* **Exercise aim**
Copy each line of the following data that contains "Internet".

* **Data records for software interfaces**
....
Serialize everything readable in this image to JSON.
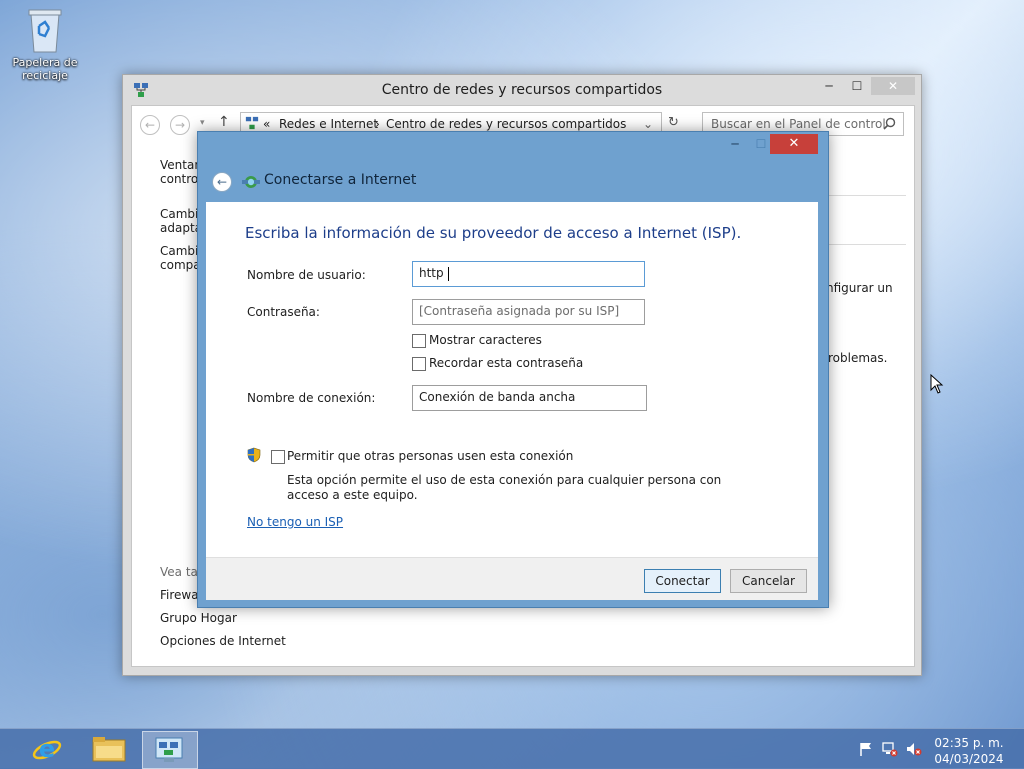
{
  "desktop": {
    "recycle_bin_label": "Papelera de reciclaje"
  },
  "main_window": {
    "title": "Centro de redes y recursos compartidos",
    "address": {
      "chevron": "«",
      "crumb1": "Redes e Internet",
      "separator": "›",
      "crumb2": "Centro de redes y recursos compartidos"
    },
    "search_placeholder": "Buscar en el Panel de control",
    "sidebar": {
      "item1_line1": "Ventana",
      "item1_line2": "control",
      "item2_line1": "Cambia",
      "item2_line2": "adaptad",
      "item3_line1": "Cambia",
      "item3_line2": "compar",
      "see_also": "Vea tam",
      "link_firewall": "Firewall",
      "link_homegroup": "Grupo Hogar",
      "link_internet_options": "Opciones de Internet"
    },
    "right_fragments": {
      "frag1": "nfigurar un",
      "frag2": "roblemas."
    },
    "caption_buttons": {
      "minimize": "─",
      "maximize": "☐",
      "close": "✕"
    }
  },
  "dialog": {
    "title": "Conectarse a Internet",
    "heading": "Escriba la información de su proveedor de acceso a Internet (ISP).",
    "username": {
      "label": "Nombre de usuario:",
      "value": "http"
    },
    "password": {
      "label": "Contraseña:",
      "placeholder": "[Contraseña asignada por su ISP]"
    },
    "show_chars_label": "Mostrar caracteres",
    "remember_password_label": "Recordar esta contraseña",
    "connection_name": {
      "label": "Nombre de conexión:",
      "value": "Conexión de banda ancha"
    },
    "allow_others_label": "Permitir que otras personas usen esta conexión",
    "allow_others_note": "Esta opción permite el uso de esta conexión para cualquier persona con acceso a este equipo.",
    "no_isp_link": "No tengo un ISP",
    "connect_button": "Conectar",
    "cancel_button": "Cancelar",
    "caption_buttons": {
      "minimize": "─",
      "maximize": "☐",
      "close": "✕"
    }
  },
  "taskbar": {
    "time": "02:35 p. m.",
    "date": "04/03/2024"
  }
}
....
* **Finished exercise**
      "crumb1": "Redes e Internet",
      "link_internet_options": "Opciones de Internet"
    "title": "Conectarse a Internet",
    "heading": "Escriba la información de su proveedor de acceso a Internet (ISP).",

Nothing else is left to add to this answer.